* [Website and app data records]
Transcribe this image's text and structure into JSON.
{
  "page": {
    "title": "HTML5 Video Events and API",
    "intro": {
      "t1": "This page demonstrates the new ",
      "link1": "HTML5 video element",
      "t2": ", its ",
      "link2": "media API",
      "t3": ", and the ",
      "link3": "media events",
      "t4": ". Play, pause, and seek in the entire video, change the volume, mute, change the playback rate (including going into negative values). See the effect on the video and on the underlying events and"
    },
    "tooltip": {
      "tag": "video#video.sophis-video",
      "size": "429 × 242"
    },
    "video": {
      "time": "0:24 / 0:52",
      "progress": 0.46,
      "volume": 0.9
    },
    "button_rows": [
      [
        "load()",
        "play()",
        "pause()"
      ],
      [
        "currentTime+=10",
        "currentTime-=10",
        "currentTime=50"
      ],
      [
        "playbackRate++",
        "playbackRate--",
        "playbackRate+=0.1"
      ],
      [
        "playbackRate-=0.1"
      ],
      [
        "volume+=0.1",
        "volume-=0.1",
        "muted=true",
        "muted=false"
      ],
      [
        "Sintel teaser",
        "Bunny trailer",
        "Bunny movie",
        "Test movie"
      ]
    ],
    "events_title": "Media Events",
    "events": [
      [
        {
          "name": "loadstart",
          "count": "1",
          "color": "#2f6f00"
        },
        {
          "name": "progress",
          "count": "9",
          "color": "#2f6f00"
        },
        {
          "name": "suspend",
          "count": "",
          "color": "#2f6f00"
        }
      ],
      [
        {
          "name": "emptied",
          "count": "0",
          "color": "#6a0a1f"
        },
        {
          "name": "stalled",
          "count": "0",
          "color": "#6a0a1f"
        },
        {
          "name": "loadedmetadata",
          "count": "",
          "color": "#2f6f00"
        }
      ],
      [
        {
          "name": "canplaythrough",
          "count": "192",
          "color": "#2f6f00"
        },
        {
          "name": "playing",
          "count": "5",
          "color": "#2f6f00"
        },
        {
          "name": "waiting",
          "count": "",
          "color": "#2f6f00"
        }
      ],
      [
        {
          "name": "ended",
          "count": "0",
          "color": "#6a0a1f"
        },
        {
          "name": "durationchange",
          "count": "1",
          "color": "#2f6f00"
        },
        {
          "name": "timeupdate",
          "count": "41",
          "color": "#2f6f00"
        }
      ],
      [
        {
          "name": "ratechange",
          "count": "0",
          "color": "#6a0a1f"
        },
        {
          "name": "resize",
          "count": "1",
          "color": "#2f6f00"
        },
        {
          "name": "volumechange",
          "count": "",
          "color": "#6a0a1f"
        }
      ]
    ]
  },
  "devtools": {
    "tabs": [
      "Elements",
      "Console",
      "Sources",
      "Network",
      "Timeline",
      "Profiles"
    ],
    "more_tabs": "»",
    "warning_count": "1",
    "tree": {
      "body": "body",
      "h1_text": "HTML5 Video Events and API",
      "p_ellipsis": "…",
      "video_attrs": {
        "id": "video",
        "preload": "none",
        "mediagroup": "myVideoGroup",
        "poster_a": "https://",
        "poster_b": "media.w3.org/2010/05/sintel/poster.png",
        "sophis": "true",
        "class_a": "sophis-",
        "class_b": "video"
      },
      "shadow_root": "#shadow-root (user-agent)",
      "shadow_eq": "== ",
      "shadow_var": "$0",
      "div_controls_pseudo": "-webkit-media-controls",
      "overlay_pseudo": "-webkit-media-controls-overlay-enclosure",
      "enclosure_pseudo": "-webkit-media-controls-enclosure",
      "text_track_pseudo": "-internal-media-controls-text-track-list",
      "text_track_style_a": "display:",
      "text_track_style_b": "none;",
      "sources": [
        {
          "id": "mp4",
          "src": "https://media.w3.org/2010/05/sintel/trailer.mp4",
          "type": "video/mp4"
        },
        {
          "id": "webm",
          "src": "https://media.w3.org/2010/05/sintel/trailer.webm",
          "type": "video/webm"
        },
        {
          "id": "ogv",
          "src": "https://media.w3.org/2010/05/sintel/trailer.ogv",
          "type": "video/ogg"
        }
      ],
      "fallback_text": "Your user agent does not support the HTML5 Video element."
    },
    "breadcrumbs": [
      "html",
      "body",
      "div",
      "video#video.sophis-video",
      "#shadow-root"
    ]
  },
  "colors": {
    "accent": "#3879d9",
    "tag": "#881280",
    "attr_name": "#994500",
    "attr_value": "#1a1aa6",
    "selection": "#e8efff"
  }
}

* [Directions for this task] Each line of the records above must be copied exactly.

* [Solution for this exercise]
Transcribe this image's text and structure into JSON.
{
  "page": {
    "title": "HTML5 Video Events and API",
    "intro": {
      "t1": "This page demonstrates the new ",
      "link1": "HTML5 video element",
      "t2": ", its ",
      "link2": "media API",
      "t3": ", and the ",
      "link3": "media events",
      "t4": ". Play, pause, and seek in the entire video, change the volume, mute, change the playback rate (including going into negative values). See the effect on the video and on the underlying events and"
    },
    "tooltip": {
      "tag": "video#video.sophis-video",
      "size": "429 × 242"
    },
    "video": {
      "time": "0:24 / 0:52",
      "progress": 0.46,
      "volume": 0.9
    },
    "button_rows": [
      [
        "load()",
        "play()",
        "pause()"
      ],
      [
        "currentTime+=10",
        "currentTime-=10",
        "currentTime=50"
      ],
      [
        "playbackRate++",
        "playbackRate--",
        "playbackRate+=0.1"
      ],
      [
        "playbackRate-=0.1"
      ],
      [
        "volume+=0.1",
        "volume-=0.1",
        "muted=true",
        "muted=false"
      ],
      [
        "Sintel teaser",
        "Bunny trailer",
        "Bunny movie",
        "Test movie"
      ]
    ],
    "events_title": "Media Events",
    "events": [
      [
        {
          "name": "loadstart",
          "count": "1",
          "color": "#2f6f00"
        },
        {
          "name": "progress",
          "count": "9",
          "color": "#2f6f00"
        },
        {
          "name": "suspend",
          "count": "",
          "color": "#2f6f00"
        }
      ],
      [
        {
          "name": "emptied",
          "count": "0",
          "color": "#6a0a1f"
        },
        {
          "name": "stalled",
          "count": "0",
          "color": "#6a0a1f"
        },
        {
          "name": "loadedmetadata",
          "count": "",
          "color": "#2f6f00"
        }
      ],
      [
        {
          "name": "canplaythrough",
          "count": "192",
          "color": "#2f6f00"
        },
        {
          "name": "playing",
          "count": "5",
          "color": "#2f6f00"
        },
        {
          "name": "waiting",
          "count": "",
          "color": "#2f6f00"
        }
      ],
      [
        {
          "name": "ended",
          "count": "0",
          "color": "#6a0a1f"
        },
        {
          "name": "durationchange",
          "count": "1",
          "color": "#2f6f00"
        },
        {
          "name": "timeupdate",
          "count": "41",
          "color": "#2f6f00"
        }
      ],
      [
        {
          "name": "ratechange",
          "count": "0",
          "color": "#6a0a1f"
        },
        {
          "name": "resize",
          "count": "1",
          "color": "#2f6f00"
        },
        {
          "name": "volumechange",
          "count": "",
          "color": "#6a0a1f"
        }
      ]
    ]
  },
  "devtools": {
    "tabs": [
      "Elements",
      "Console",
      "Sources",
      "Network",
      "Timeline",
      "Profiles"
    ],
    "more_tabs": "»",
    "warning_count": "1",
    "tree": {
      "body": "body",
      "h1_text": "HTML5 Video Events and API",
      "p_ellipsis": "…",
      "video_attrs": {
        "id": "video",
        "preload": "none",
        "mediagroup": "myVideoGroup",
        "poster_a": "https://",
        "poster_b": "media.w3.org/2010/05/sintel/poster.png",
        "sophis": "true",
        "class_a": "sophis-",
        "class_b": "video"
      },
      "shadow_root": "#shadow-root (user-agent)",
      "shadow_eq": "== ",
      "shadow_var": "$0",
      "div_controls_pseudo": "-webkit-media-controls",
      "overlay_pseudo": "-webkit-media-controls-overlay-enclosure",
      "enclosure_pseudo": "-webkit-media-controls-enclosure",
      "text_track_pseudo": "-internal-media-controls-text-track-list",
      "text_track_style_a": "display:",
      "text_track_style_b": "none;",
      "sources": [
        {
          "id": "mp4",
          "src": "https://media.w3.org/2010/05/sintel/trailer.mp4",
          "type": "video/mp4"
        },
        {
          "id": "webm",
          "src": "https://media.w3.org/2010/05/sintel/trailer.webm",
          "type": "video/webm"
        },
        {
          "id": "ogv",
          "src": "https://media.w3.org/2010/05/sintel/trailer.ogv",
          "type": "video/ogg"
        }
      ],
      "fallback_text": "Your user agent does not support the HTML5 Video element."
    },
    "breadcrumbs": [
      "html",
      "body",
      "div",
      "video#video.sophis-video",
      "#shadow-root"
    ]
  },
  "colors": {
    "accent": "#3879d9",
    "tag": "#881280",
    "attr_name": "#994500",
    "attr_value": "#1a1aa6",
    "selection": "#e8efff"
  }
}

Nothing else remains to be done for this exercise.